Mayoral candidate David Soknacki is taking aim at the police force's sizeable budget in a search for savings, but he's already being met with tough opposition from the officers' union.
Calling rising policing costs the "largest single challenge for our city's operating budget," at a press conference on Wednesday morning Soknacki announced part of a plan to shave $65 million from the force's billion-dollar operating budget. He pledged to reinvest the savings in other priorities like housing and transit.
"If we can fix the police budget, we can fix Toronto's budget. And if we can fix Toronto's budget we can afford to build the city we want," said Soknacki, who according to recent polls is trailing way behind the three leading candidates in race for the mayor's job.
At $1.1 billion, police costs made up 11.3 per cent of Toronto's $9.6-billion operating budget in 2014. Critics say the cost of policing has risen disproportionately in recent years. According to Soknacki, the force's budget grew at 2.3 times the rate of inflation over the past decade. Nearly 90 per cent of police expenditures go towards salaries and benefits.
Soknacki said that if elected he would personally sit on the Toronto Police Services Board to pursue the budget cuts. His first target: eliminate the current shift model that sees the city pay for 28 hours worth of police work every 24 hours.
As it stands, every day police work in three overlapping shifts: a morning and afternoon shift of 10 hours each, and a midnight shift of 8 hours. Soknacki would change that to three eight-hour shifts, which he claims could save at least $25 million every year.

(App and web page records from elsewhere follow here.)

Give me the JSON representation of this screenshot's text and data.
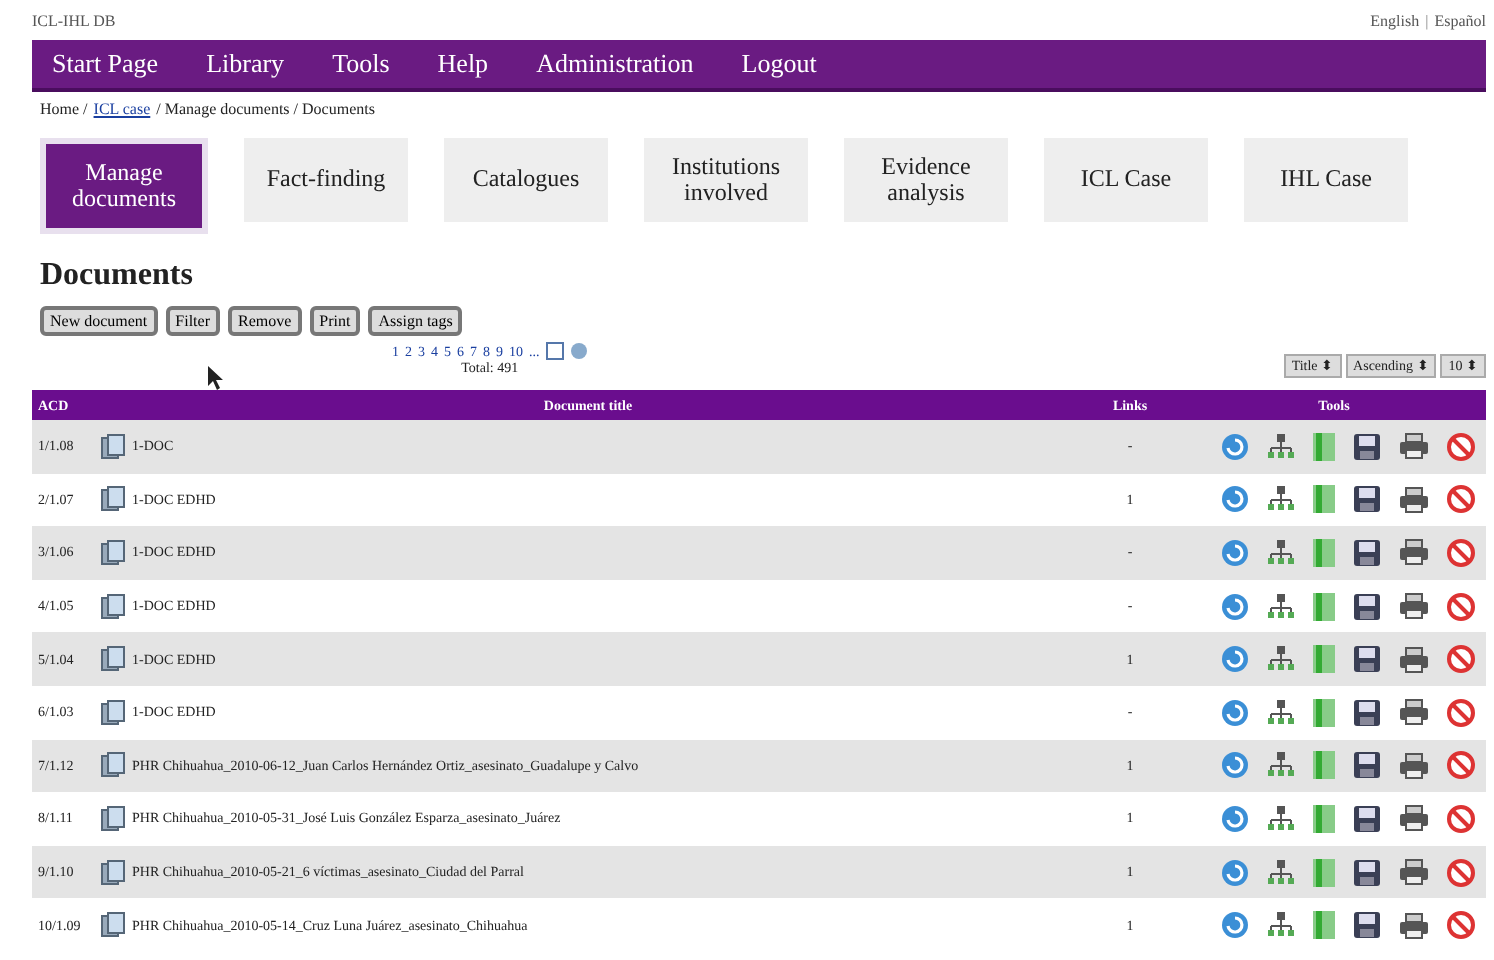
{
  "header": {
    "site_label": "ICL-IHL DB",
    "languages": [
      "English",
      "|",
      "Español"
    ]
  },
  "nav": [
    "Start Page",
    "Library",
    "Tools",
    "Help",
    "Administration",
    "Logout"
  ],
  "breadcrumb": [
    {
      "text": "Home /",
      "link": false
    },
    {
      "text": "ICL case",
      "link": true
    },
    {
      "text": "/ Manage documents / Documents",
      "link": false
    }
  ],
  "tabs": [
    {
      "label": "Manage documents",
      "selected": true
    },
    {
      "label": "Fact-finding",
      "selected": false
    },
    {
      "label": "Catalogues",
      "selected": false
    },
    {
      "label": "Institutions involved",
      "selected": false
    },
    {
      "label": "Evidence analysis",
      "selected": false
    },
    {
      "label": "ICL Case",
      "selected": false
    },
    {
      "label": "IHL Case",
      "selected": false
    }
  ],
  "heading": "Documents",
  "buttons": [
    "New document",
    "Filter",
    "Remove",
    "Print",
    "Assign tags"
  ],
  "pagination": {
    "pages": [
      "1",
      "2",
      "3",
      "4",
      "5",
      "6",
      "7",
      "8",
      "9",
      "10"
    ],
    "more": "...",
    "total": "Total: 491"
  },
  "sort": [
    {
      "label": "Title",
      "arrow": "⬍"
    },
    {
      "label": "Ascending",
      "arrow": "⬍"
    },
    {
      "label": "10",
      "arrow": "⬍"
    }
  ],
  "table": {
    "columns": [
      "ACD",
      "Document title",
      "Links",
      "Tools"
    ],
    "rows": [
      {
        "id": "1/1.08",
        "title": "1-DOC",
        "links": "-"
      },
      {
        "id": "2/1.07",
        "title": "1-DOC EDHD",
        "links": "1"
      },
      {
        "id": "3/1.06",
        "title": "1-DOC EDHD",
        "links": "-"
      },
      {
        "id": "4/1.05",
        "title": "1-DOC EDHD",
        "links": "-"
      },
      {
        "id": "5/1.04",
        "title": "1-DOC EDHD",
        "links": "1"
      },
      {
        "id": "6/1.03",
        "title": "1-DOC EDHD",
        "links": "-"
      },
      {
        "id": "7/1.12",
        "title": "PHR Chihuahua_2010-06-12_Juan Carlos Hernández Ortiz_asesinato_Guadalupe y Calvo",
        "links": "1"
      },
      {
        "id": "8/1.11",
        "title": "PHR Chihuahua_2010-05-31_José Luis González Esparza_asesinato_Juárez",
        "links": "1"
      },
      {
        "id": "9/1.10",
        "title": "PHR Chihuahua_2010-05-21_6 víctimas_asesinato_Ciudad del Parral",
        "links": "1"
      },
      {
        "id": "10/1.09",
        "title": "PHR Chihuahua_2010-05-14_Cruz Luna Juárez_asesinato_Chihuahua",
        "links": "1"
      }
    ]
  }
}
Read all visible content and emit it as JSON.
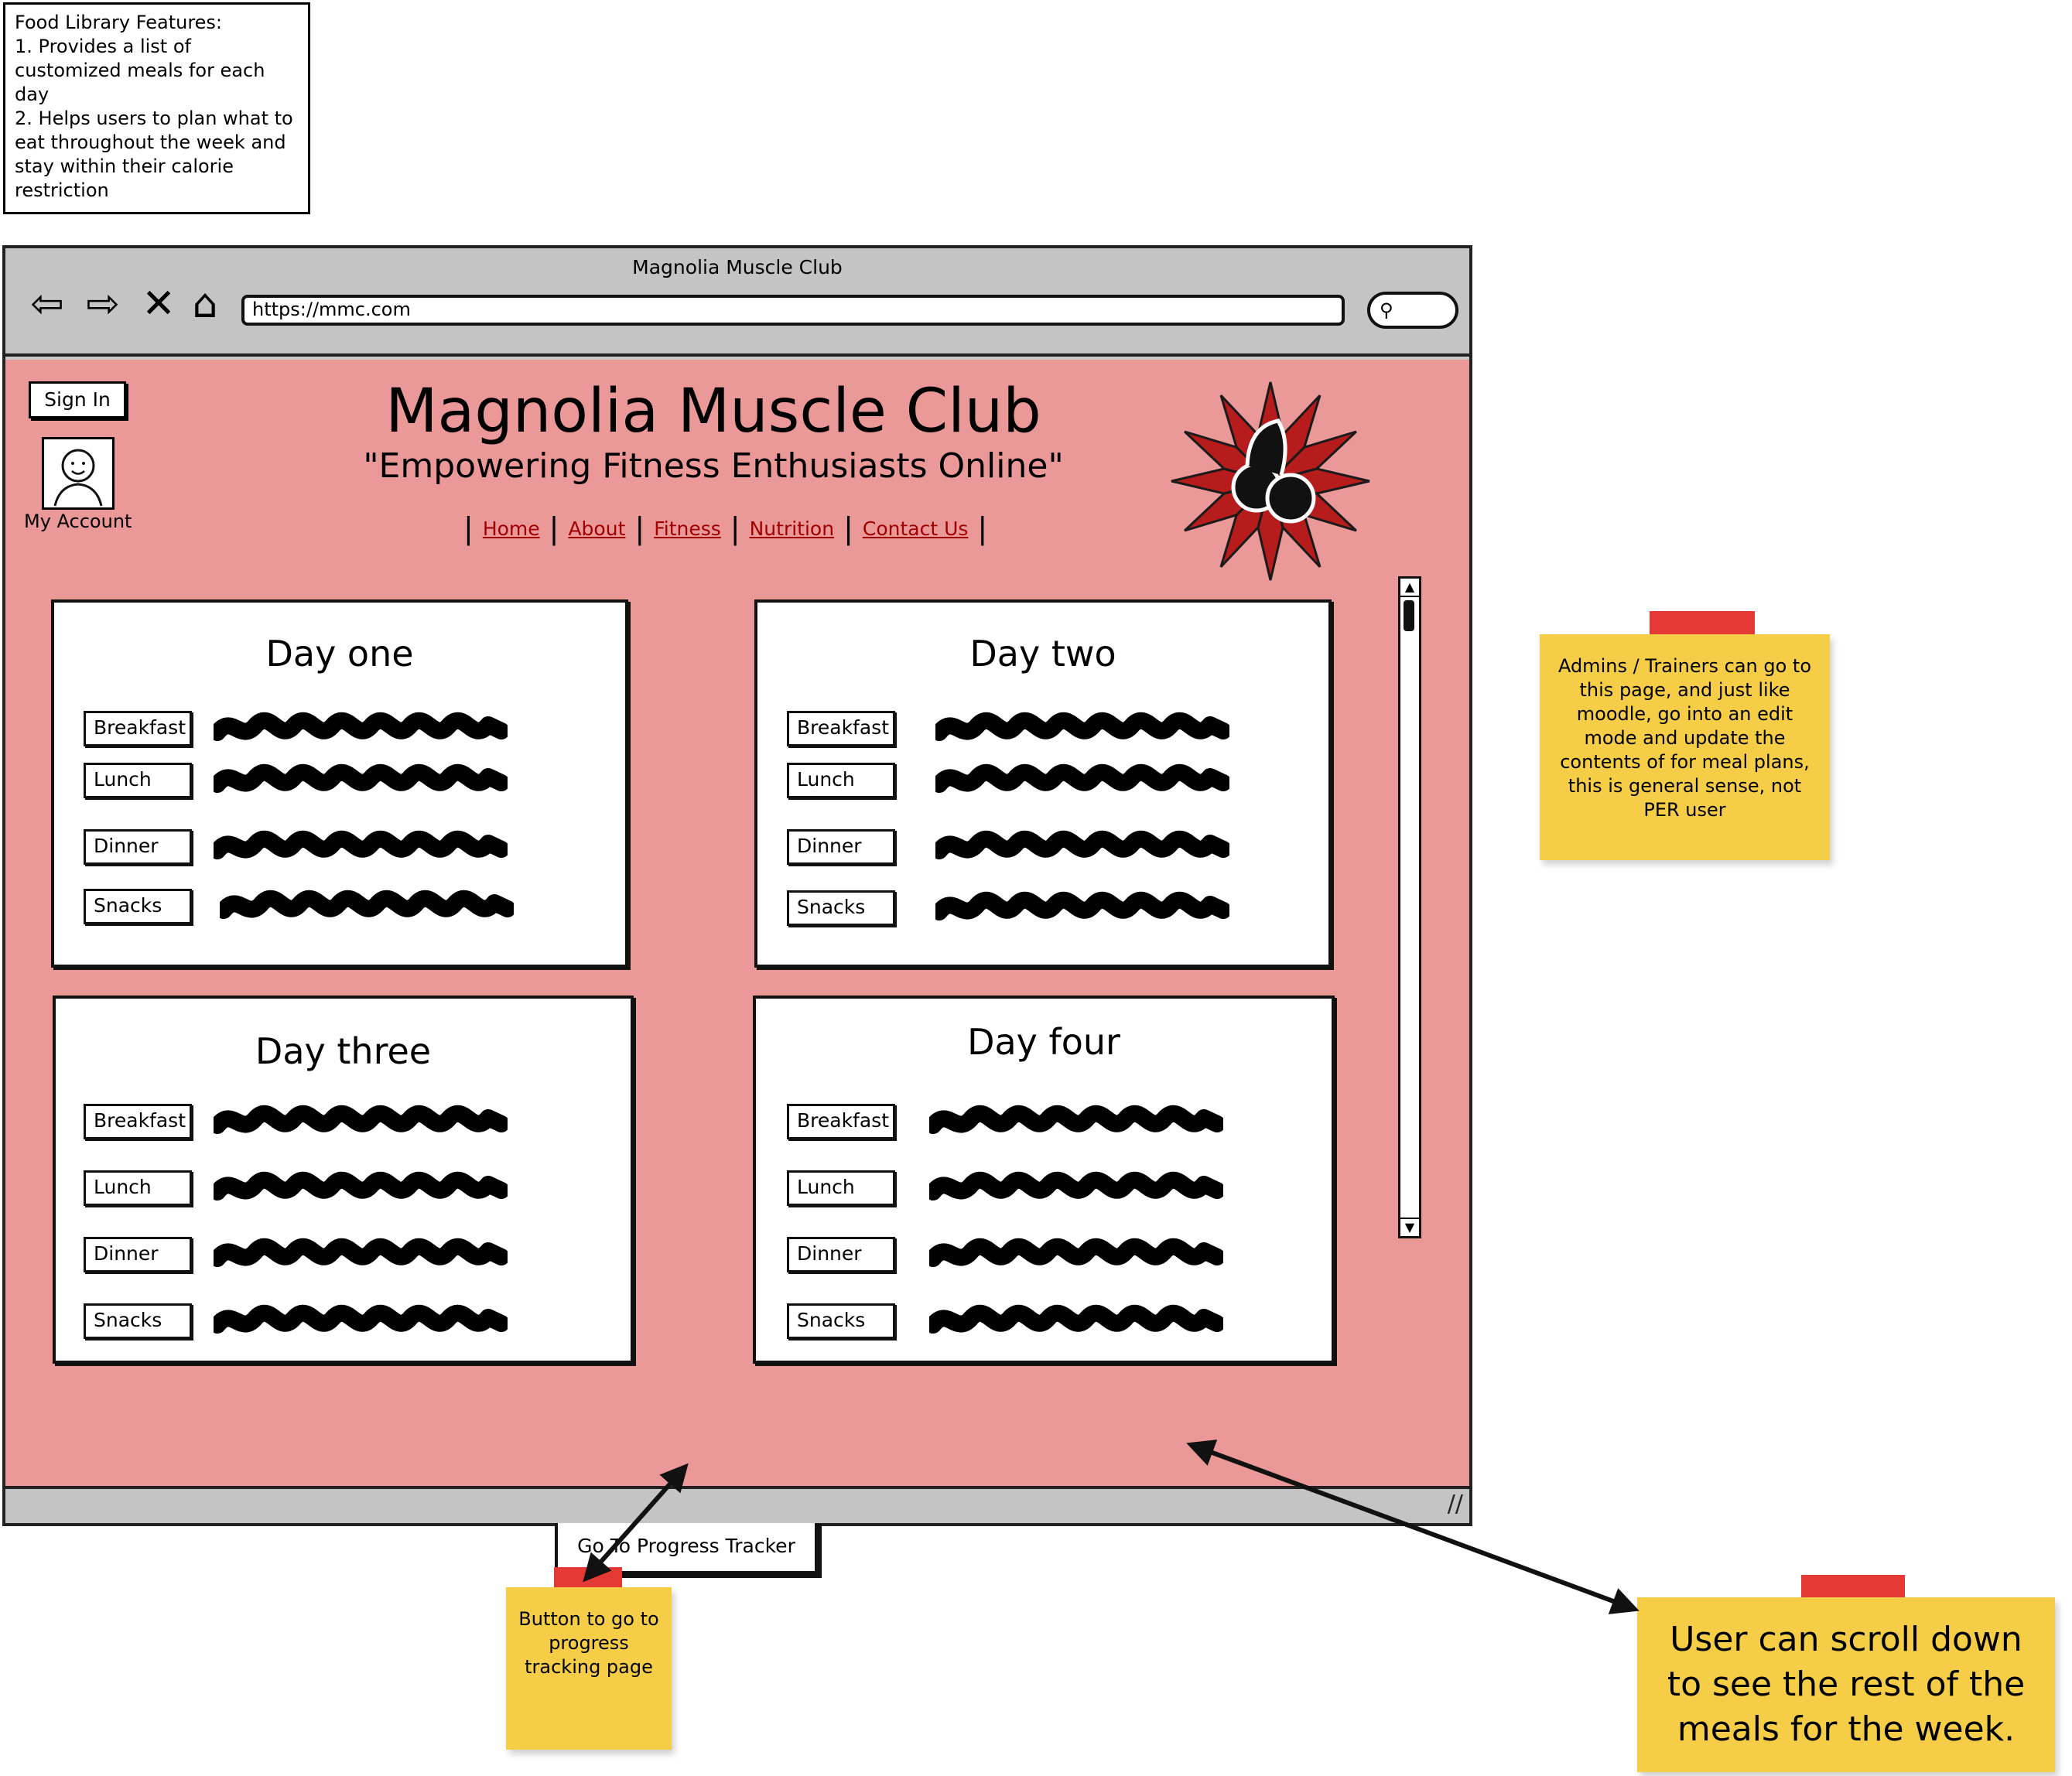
{
  "features_note": {
    "lines": [
      "Food Library Features:",
      "1. Provides a list of customized meals for each day",
      "2. Helps users to plan what to eat throughout the week and stay within their calorie restriction"
    ]
  },
  "browser": {
    "window_title": "Magnolia Muscle Club",
    "url": "https://mmc.com",
    "nav_icons": [
      "back-icon",
      "forward-icon",
      "stop-icon",
      "home-icon"
    ]
  },
  "header": {
    "sign_in_label": "Sign In",
    "account_label": "My Account",
    "site_title": "Magnolia Muscle Club",
    "tagline": "\"Empowering Fitness Enthusiasts Online\"",
    "nav": [
      "Home",
      "About",
      "Fitness",
      "Nutrition",
      "Contact Us"
    ]
  },
  "days": [
    {
      "title": "Day one",
      "meals": [
        "Breakfast",
        "Lunch",
        "Dinner",
        "Snacks"
      ]
    },
    {
      "title": "Day two",
      "meals": [
        "Breakfast",
        "Lunch",
        "Dinner",
        "Snacks"
      ]
    },
    {
      "title": "Day three",
      "meals": [
        "Breakfast",
        "Lunch",
        "Dinner",
        "Snacks"
      ]
    },
    {
      "title": "Day four",
      "meals": [
        "Breakfast",
        "Lunch",
        "Dinner",
        "Snacks"
      ]
    }
  ],
  "progress_button_label": "Go To Progress Tracker",
  "sticky_notes": {
    "admins": "Admins / Trainers can go to this page, and just like moodle, go into an edit mode and update the contents of for meal plans, this is general sense, not PER user",
    "button": "Button to go to progress tracking page",
    "scroll": "User can scroll down to see the rest of the meals for the week."
  },
  "colors": {
    "page_background": "#ea9898",
    "link": "#a00000",
    "sticky": "#f5cd47",
    "tape": "#e53935"
  }
}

He said said that the savings could be achieved without "reducing the frontline police complement by a single officer." Instead, officers would simply work fewer hours.
The 28-hour model has been in place since 1983, and has long been identified as a potential source of savings. In 2011 Chief Bill Blair called it an "obvious inefficiency."
But getting rid of it could be difficult. Successive police boards have tried without, and attempts to negotiate it out of the current police contract, which expires at the end of this year, would be met with strong resistance from the union.
Mike McCormack, head of the Toronto Police Association, is no fan of Soknacki's proposal.
"Rest assured I won't be working on his campaign," he said.
McCormack says the force is continually re-evaluating its shift structure but the current model is set up to balance cost efficiency, the health of officers, and high-volume call times. While he's open to negotiating a new model, he said "there's no facts or evidence" to support Soknacki's proposal.
So far, Soknacki is the only mainstream candidate who has made cutting the police budget a major part of his platform (although longshot challenger Ari Goldkind has called for capping department spending). A spokesperson for leading progressive candidate Olivia Chow expressed lukewarm support for the shift change idea, however.
Jamey Heath said the 28-hour shift model is "one area in which potential savings could be realized." He said if elected mayor Chow would cooperate with the union and the board to keep the budget "sustainable," and touted her "track record of working to keep the police budget reasonable" when she served on the police board from 1999 to 2000
Mayor Rob Ford said he would ask whoever takes over for Chief Blair next year to find five per cent savings in the budget, "but I wouldn't be going after frontline officers and dealing with their salaries."
Ford was heavily criticized in 2011 for approving a deal that gave police an 11.5-per-cent raise over four years.
At his press conference, Soknacki said he will roll out details of how he would find the remaining $40 million in his $65-million savings plan in the coming days, and reiterated his call, made earlier in the campaign, for a "complete strategic review" of the force. He said it's time to modernize the police service and re-examine what the city expects from its officers, including the degree to which they should be involved in community policing and dealing with the mentally ill.
He acknowledged that the force may push back against his proposals, but said it would be up to the police board to show resolve and root out inefficiencies.
"We're going to have to take some sacred cows to the stockyard," he said.
Note: This story has been edited to reflect the fact that Soknacki is not the only candidate who has focused on the police budget, but merely the only mainstream one to do so.